§ Record set
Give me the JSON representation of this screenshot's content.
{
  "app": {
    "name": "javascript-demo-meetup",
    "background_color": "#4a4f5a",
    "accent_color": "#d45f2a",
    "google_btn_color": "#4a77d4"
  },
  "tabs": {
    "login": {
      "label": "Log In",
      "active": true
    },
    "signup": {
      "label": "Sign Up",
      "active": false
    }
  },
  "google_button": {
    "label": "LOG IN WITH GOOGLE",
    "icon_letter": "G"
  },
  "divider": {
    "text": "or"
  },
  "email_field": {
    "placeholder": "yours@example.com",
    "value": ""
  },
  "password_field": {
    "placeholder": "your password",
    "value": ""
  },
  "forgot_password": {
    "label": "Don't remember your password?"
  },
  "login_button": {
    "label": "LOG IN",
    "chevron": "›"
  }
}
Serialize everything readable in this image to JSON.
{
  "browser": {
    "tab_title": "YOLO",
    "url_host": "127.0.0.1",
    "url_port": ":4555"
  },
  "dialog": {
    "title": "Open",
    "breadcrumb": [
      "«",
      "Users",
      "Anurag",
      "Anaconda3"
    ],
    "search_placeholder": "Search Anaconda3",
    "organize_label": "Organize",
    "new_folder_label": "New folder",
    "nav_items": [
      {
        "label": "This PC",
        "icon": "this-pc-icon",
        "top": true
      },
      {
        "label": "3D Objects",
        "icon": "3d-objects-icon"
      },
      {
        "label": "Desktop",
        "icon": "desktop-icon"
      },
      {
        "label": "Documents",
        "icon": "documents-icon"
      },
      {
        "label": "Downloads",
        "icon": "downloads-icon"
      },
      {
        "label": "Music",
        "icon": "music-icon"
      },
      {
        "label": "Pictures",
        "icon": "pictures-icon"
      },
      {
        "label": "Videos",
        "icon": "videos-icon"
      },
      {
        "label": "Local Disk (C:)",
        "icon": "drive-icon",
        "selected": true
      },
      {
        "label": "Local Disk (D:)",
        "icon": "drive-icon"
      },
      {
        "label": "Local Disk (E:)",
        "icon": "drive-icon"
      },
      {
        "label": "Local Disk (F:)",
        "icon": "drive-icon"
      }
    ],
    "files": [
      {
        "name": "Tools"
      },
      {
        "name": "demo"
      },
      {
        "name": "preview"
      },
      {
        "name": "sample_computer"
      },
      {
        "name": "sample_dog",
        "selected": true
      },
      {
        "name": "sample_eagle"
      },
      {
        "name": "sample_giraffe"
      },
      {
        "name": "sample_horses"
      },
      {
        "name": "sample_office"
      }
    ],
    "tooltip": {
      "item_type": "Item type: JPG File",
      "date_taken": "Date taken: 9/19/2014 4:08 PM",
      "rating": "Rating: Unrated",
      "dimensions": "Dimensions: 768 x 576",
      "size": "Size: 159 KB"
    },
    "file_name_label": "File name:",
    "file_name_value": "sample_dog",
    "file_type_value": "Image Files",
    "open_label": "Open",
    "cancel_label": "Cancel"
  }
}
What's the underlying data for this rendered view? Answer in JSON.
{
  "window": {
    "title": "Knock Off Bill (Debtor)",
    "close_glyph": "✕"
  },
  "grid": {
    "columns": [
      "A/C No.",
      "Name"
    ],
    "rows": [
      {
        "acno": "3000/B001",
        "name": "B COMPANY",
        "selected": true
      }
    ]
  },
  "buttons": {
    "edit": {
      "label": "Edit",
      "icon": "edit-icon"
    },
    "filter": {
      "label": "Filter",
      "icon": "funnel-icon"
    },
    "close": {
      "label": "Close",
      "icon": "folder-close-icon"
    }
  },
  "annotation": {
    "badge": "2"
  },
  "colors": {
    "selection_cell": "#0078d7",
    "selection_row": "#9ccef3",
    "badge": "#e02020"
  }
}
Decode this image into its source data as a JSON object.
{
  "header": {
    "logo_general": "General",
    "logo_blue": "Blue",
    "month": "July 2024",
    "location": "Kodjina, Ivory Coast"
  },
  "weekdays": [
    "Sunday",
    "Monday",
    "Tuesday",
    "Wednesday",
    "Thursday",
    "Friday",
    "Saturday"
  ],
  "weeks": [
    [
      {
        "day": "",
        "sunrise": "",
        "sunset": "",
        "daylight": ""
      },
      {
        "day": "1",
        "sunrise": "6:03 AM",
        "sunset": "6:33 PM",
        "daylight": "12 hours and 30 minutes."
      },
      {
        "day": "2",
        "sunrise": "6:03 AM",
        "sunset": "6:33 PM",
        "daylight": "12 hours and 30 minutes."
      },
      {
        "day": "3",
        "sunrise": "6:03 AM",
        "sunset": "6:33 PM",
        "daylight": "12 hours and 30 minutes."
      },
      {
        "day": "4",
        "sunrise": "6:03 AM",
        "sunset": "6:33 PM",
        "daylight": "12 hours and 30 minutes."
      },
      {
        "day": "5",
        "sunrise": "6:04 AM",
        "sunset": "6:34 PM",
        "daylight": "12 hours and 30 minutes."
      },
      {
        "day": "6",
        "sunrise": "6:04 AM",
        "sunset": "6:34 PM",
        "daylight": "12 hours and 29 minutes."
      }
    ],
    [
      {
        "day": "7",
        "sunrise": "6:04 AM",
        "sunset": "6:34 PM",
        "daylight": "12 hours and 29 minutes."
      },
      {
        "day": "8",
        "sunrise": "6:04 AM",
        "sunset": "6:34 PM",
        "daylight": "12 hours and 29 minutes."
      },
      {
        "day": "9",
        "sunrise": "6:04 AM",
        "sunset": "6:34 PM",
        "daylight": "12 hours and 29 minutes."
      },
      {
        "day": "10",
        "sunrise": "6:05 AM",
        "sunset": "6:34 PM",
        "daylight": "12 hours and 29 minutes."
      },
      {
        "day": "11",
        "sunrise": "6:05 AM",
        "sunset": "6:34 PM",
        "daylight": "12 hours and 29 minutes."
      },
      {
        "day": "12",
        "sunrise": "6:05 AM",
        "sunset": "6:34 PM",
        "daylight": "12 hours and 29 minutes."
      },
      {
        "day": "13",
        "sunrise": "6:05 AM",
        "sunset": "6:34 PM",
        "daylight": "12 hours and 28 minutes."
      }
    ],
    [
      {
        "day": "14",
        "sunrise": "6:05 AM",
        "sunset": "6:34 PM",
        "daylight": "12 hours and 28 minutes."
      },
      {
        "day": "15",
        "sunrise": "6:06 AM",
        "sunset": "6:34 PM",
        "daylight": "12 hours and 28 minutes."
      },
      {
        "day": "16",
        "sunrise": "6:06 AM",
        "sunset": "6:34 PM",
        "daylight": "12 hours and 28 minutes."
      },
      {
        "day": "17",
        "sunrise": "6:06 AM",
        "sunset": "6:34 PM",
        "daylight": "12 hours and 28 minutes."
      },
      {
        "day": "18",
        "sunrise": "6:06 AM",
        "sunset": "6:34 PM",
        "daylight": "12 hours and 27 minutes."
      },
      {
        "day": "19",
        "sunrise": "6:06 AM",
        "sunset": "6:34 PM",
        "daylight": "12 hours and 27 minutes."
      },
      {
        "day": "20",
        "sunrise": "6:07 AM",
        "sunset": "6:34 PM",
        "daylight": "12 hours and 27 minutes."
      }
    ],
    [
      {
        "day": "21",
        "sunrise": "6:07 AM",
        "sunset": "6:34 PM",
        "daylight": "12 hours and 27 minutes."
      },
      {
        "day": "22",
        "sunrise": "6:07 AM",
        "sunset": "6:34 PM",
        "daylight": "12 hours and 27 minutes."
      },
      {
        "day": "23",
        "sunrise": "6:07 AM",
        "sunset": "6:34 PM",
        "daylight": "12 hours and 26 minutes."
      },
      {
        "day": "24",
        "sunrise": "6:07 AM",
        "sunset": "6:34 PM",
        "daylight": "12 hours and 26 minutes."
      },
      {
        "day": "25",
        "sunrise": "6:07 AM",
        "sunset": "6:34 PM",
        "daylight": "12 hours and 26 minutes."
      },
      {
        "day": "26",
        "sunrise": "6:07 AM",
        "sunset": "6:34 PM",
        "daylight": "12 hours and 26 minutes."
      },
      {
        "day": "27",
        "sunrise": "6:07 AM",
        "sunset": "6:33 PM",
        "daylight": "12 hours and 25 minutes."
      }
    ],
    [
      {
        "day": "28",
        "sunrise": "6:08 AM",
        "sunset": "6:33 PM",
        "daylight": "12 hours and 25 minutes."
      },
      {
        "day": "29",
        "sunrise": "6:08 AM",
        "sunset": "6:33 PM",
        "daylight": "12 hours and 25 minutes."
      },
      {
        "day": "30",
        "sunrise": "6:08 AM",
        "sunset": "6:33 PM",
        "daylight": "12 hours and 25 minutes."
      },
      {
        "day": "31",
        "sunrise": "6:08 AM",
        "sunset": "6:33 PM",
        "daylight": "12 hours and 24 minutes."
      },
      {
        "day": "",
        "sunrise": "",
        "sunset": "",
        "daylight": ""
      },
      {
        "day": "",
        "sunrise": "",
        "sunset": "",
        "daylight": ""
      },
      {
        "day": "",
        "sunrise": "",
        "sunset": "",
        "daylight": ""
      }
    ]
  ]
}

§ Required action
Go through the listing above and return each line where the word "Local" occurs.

§ Your response
        "label": "Local Disk (C:)",
        "label": "Local Disk (D:)",
        "label": "Local Disk (E:)",
        "label": "Local Disk (F:)",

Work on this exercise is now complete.